Ngakurlurnju (wild bush tomatoes), by Stewart Hoosan (Borroloola)
Stewart was born in 1951 at Doomadgee Mission in the Gulf of Carpenteria, QLD. He is a Garrwa man on his mother’s side. His paternal grandfather was Ali Hussin, an Egyptian cameleer from Central Australia. His maternal grandfather Yarriyarri grew him up on Calvert Hills Station (NT). Yarriyarri taught his grandson about country and the stories of the land.
From nine years of age Stewart started droving and working in stock camps throughout QLD, WA and the NT. He settled in Borroloola in 1972 after marrying Yanyuwa/Garrwa woman Nancy McDinny. He started his own cattle business at Wandangula (Police Lagoon), in 1979, and currently lives at the nearby Sandridge outstation with Nancy.
Stewart started painting in early the 2000s after he stopped cattle work. He started painting landscapes from the Calvert Hills and Robinson regions, and later started painting historical stories about droving and Aboriginal resistance fighters, who fought for their country during the period of colonisation in the Gulf. Hoosan is Junggayi (ceremonial “manager”) for the country of his mother and her parents. He paints the big country belonging to the Garrwa people.
Stewart created this design in September 2017 during a screenprinting workshop in Katherine run by Tim Growcott and Millie Shorter, facilitated by Magpie Goose in partnership with Katherine Regional Arts.
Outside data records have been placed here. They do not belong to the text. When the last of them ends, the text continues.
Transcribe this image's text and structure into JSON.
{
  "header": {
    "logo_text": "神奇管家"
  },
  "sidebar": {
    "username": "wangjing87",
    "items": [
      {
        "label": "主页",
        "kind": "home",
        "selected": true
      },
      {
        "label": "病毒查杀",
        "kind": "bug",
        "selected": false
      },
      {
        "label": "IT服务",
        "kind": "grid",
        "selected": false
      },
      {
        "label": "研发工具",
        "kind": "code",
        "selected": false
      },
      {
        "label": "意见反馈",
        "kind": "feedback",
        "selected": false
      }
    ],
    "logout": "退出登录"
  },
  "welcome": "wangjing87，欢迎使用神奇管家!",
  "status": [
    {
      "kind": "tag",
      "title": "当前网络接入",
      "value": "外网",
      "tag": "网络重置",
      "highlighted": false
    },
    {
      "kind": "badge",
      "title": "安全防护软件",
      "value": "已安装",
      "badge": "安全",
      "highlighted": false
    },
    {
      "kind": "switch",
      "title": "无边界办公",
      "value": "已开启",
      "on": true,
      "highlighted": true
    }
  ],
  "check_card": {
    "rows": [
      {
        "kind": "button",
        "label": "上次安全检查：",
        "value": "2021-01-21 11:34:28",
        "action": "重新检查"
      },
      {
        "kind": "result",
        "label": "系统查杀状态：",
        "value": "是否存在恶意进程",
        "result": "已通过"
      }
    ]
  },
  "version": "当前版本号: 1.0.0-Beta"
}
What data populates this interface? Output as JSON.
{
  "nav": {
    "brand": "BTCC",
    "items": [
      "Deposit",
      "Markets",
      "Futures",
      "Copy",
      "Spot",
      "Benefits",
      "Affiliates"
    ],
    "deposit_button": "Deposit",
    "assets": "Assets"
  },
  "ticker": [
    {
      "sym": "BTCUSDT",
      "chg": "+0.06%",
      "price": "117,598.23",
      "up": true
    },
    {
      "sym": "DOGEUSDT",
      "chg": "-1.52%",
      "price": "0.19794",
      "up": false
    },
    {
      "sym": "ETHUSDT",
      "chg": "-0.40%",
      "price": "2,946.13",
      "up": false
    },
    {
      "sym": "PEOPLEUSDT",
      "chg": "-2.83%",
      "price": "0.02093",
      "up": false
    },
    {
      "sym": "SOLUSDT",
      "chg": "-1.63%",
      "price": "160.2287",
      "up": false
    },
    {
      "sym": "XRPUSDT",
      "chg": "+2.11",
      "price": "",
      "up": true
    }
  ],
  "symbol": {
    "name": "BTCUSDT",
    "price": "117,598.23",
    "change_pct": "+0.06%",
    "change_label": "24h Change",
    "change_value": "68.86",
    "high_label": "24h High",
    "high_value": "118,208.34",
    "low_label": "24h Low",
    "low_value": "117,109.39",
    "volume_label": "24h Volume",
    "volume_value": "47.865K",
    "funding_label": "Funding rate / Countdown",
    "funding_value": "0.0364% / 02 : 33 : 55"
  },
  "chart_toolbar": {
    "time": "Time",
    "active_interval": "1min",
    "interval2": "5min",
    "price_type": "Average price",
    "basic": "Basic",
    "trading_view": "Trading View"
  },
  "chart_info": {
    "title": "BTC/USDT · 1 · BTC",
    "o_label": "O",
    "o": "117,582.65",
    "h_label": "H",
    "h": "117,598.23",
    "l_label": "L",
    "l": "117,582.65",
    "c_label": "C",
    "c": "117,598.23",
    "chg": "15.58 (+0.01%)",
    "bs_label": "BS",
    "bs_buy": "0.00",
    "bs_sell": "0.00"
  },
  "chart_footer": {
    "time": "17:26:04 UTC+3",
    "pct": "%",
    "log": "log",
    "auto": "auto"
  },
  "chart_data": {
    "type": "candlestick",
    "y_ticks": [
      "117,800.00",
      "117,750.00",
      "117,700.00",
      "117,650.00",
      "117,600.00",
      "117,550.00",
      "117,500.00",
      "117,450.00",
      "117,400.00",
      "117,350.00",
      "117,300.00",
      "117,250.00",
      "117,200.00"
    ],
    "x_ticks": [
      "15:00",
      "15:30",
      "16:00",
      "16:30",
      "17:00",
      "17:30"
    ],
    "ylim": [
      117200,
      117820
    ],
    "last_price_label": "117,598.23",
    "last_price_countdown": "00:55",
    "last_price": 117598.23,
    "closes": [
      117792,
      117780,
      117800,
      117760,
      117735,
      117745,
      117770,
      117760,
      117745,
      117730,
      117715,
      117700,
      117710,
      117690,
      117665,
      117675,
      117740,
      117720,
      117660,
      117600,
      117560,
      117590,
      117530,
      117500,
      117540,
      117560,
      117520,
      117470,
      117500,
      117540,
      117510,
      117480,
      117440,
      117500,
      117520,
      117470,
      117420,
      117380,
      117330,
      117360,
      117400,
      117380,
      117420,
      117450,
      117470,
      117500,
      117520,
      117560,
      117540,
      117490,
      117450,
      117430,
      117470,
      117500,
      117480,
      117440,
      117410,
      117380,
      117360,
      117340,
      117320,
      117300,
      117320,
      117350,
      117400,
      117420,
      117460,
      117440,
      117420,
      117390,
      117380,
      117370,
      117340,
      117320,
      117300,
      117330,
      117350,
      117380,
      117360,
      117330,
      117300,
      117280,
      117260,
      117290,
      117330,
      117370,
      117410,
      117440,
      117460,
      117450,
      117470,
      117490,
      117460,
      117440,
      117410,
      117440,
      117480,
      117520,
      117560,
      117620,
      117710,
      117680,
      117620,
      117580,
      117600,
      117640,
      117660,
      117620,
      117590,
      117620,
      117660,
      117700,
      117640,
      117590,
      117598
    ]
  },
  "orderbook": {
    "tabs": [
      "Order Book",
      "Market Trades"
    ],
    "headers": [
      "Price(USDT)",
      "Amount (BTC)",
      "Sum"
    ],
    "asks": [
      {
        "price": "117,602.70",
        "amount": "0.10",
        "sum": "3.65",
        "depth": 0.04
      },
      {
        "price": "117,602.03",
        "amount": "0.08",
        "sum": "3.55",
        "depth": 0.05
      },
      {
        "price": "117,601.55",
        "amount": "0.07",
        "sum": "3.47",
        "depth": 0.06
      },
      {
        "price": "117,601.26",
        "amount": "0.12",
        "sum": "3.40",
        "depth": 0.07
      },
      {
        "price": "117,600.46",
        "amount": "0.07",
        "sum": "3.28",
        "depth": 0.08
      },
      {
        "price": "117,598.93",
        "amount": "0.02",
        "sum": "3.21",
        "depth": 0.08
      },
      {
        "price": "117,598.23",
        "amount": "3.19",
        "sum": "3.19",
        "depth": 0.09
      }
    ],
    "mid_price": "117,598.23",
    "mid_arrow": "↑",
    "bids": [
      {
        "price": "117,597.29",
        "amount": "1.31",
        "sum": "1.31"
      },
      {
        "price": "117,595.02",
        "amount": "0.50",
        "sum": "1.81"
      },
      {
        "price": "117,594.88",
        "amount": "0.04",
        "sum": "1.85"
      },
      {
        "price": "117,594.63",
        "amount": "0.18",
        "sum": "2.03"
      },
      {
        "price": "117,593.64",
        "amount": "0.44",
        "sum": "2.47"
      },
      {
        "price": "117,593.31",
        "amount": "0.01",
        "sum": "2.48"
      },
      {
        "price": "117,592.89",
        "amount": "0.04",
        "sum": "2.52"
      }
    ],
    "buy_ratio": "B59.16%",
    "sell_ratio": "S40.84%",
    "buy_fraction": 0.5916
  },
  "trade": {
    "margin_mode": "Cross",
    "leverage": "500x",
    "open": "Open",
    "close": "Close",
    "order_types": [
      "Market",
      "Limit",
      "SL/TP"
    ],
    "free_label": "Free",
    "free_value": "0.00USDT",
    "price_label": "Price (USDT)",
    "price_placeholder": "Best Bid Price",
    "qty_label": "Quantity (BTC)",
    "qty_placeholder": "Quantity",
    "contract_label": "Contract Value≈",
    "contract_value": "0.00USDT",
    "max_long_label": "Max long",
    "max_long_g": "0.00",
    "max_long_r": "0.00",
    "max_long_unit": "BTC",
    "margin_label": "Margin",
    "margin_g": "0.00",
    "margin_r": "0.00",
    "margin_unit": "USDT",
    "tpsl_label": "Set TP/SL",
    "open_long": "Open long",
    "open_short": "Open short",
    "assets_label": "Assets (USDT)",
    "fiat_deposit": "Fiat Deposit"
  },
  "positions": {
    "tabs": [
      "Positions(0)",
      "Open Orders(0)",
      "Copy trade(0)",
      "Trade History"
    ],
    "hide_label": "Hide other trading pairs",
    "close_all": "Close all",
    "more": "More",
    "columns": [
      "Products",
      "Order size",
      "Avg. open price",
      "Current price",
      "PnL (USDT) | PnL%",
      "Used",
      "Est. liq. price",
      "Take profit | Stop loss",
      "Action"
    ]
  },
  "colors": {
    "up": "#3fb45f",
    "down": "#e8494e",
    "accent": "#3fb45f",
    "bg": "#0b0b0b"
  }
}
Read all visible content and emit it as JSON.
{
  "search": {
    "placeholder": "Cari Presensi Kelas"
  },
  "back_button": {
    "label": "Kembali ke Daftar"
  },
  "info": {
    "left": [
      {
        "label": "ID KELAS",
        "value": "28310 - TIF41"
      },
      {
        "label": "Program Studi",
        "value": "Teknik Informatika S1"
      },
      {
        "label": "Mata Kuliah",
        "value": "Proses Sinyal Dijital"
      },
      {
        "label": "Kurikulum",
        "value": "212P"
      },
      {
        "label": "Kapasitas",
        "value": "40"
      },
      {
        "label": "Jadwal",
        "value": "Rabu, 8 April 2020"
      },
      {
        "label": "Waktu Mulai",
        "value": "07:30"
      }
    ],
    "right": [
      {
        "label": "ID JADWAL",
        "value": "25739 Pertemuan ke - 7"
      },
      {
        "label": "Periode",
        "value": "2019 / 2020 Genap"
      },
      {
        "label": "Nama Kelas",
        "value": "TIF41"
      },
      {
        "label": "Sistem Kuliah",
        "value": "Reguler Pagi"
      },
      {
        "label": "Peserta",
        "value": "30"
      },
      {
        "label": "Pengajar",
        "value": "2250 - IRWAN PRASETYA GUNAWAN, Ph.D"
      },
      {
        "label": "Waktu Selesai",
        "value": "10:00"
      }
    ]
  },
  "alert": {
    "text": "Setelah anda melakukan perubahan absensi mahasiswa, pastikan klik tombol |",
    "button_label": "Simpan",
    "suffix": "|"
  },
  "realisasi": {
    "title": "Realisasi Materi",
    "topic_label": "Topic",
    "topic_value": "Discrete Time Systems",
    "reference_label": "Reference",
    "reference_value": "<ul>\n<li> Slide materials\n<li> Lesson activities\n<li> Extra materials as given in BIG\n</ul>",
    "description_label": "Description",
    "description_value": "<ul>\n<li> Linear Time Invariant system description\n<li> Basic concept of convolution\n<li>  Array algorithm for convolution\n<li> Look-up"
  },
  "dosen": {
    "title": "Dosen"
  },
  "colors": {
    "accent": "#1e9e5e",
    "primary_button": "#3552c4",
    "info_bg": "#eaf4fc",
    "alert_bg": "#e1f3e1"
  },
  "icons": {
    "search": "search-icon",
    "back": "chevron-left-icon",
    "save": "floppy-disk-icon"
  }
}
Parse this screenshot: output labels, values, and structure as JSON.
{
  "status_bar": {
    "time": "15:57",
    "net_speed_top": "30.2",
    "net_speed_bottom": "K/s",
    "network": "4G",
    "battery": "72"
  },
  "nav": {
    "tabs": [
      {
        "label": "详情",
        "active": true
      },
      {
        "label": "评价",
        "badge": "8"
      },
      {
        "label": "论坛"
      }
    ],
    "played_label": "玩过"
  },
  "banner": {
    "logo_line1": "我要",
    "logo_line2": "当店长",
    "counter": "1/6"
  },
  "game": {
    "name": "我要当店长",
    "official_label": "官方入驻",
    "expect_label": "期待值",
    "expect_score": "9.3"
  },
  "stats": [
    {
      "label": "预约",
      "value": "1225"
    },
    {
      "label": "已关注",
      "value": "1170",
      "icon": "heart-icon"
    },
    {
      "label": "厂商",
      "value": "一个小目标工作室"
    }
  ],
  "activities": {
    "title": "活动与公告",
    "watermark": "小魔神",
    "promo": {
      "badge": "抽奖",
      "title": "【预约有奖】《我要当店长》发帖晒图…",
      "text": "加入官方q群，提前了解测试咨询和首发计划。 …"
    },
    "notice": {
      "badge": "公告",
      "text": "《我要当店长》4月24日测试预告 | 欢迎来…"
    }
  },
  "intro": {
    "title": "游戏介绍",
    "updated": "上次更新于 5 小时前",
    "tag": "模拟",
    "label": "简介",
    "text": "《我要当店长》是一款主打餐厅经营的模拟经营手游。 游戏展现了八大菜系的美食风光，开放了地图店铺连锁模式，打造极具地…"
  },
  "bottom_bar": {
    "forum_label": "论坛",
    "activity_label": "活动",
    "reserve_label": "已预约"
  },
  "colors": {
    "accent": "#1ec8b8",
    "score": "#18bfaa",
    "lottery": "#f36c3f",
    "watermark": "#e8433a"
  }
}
“This design is about wild tomato. Bush name is Ngakurlurnju. We been doing a lot of study about this because it’s a good bush medicine. We thinking about growing these tomatoes, and maybe one day it might be in the shop!
This one doesn’t grow anywhere else. No body knows about these fruit because they grow in secret places, in the Gulf. Calvert Hill. Mountain country. It’s really sacred this one; this is the first time I’ve shown anyone in public.”